The structure depicted in FIG. 4A and FIG. 4B illustrates the location of a diffusion-bonded region between the ferrule 118 and the member 122 (encircled and enlarged in FIG. 4B) as a schematic of a diffusion-bond interlayer 124. As depicted in FIG. 2 (but not in FIG. 4A or 4B), the space or location above ferrule 118 and the feedthrough 100 can optionally include a high temperature brazed seal, as previously described.
FIG. 5 depicts an elevational side view in cross-section of a co-fired-ceramic hermetic electrical interconnect fabricated using three layers of ceramic green-sheet co-fired to form a monolithic structure with a staggered via structure, with depiction of thin-film reactive material forming interlayer 124 and to a ferrule structure prior to stacking the feedthrough 100, structure 122 and ferrule 118. And, also prior to assembly of the components and diffusion-bonding of the structure 122 and the feedthrough 100. The interlayer 124 can be formed with an aperture or apertures (not shown) that correspond to one or more capture pads 114 or surface portions of one or more via structures 108,110 disposed on an exterior portion of the feedthrough 100.

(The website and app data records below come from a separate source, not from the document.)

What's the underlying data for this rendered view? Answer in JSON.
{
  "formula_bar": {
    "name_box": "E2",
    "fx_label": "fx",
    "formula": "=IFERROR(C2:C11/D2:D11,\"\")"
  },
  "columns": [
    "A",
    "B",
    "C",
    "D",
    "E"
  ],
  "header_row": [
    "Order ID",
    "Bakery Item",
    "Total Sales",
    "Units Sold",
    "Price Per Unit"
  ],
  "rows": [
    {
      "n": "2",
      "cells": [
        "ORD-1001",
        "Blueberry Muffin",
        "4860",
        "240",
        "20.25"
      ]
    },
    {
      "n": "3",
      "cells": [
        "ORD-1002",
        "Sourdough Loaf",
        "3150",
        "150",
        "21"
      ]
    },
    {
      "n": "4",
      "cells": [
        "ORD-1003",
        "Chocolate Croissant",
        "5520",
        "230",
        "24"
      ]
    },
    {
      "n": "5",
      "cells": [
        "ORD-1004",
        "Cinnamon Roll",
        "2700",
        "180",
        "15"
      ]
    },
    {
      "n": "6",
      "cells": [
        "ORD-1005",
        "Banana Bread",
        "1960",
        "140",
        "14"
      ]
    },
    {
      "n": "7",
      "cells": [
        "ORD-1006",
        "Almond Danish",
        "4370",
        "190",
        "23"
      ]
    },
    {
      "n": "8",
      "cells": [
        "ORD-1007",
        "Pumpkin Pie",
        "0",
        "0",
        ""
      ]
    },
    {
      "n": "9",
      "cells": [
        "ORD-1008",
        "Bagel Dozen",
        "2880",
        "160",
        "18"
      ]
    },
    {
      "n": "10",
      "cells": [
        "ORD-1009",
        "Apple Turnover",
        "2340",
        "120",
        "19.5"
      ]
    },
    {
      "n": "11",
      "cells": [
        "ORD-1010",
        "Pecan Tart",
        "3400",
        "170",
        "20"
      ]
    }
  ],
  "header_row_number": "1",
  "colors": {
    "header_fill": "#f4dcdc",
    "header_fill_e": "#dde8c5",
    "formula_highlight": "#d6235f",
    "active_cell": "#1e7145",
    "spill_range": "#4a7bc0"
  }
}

FIG. 6 depicts an elevational side view in cross-section of a hermetic electrical interconnect 100 using five layers of ceramic green-sheet material 101-105 co-fired to form a monolithic structure with a staggered via structure 106-110 forming a continuous electrical pathway from one side of the substrate to the other with a diffusion-bonded electrical interconnect structure 126 disposed on a upper surface of the upper layer 101. As depicted, the interconnect structure 126 overlays the upper otherwise exposed surface of via 106 thereby providing additional fluid impedance or resistance to ingress or flow of fluid into the feedthrough 100.
FIG. 7 depicts an elevational side view in cross-section of a hermetic electrical interconnect 100 fabricated using three layers of ceramic green-sheet 101-103 co-fired to form a monolithic structure with a staggered via structure coupled to a ferrule structure 118 using diffusion-bonding techniques. The interconnect 100 includes electrical interconnect structures 126,128 coupled to via structures 106,110 disposed at opposing sides of the interconnect 100. Among other advantages, the electrical interconnect structures 126,128 enhance surface area and mechanical integrity for bonding of conductive elements thereto and can serve as fiducial alignment posts to aid automated fabrication and/or electrical couplings to said feedthrough 100.
FIG. 8 depicts an elevational side view in cross-section of a hermetic electrical interconnect 100 fabricated a co-fired-ceramic hermetic electrical interconnect fabricated using three layers of ceramic green-sheet 101-103 co-fired to form a monolithic structure with a pair of staggered via structures 106-108 and 106′-108′ coupled to a ferrule structure 118 using diffusion-bonding, with electrical interconnecting structures 126,128 and including a direct-to-ground connection to the ferrule structure 118.
Thus, embodiments of the IMPLANTABLE CO-FIRED ELECTRICAL FEEDTHROUGHS are disclosed. One skilled in the art will appreciate that the invention can be practiced with embodiments other than those disclosed. The disclosed embodiments are presented for purposes of illustration and not limitation, and the invention is limited only by the claims that follow.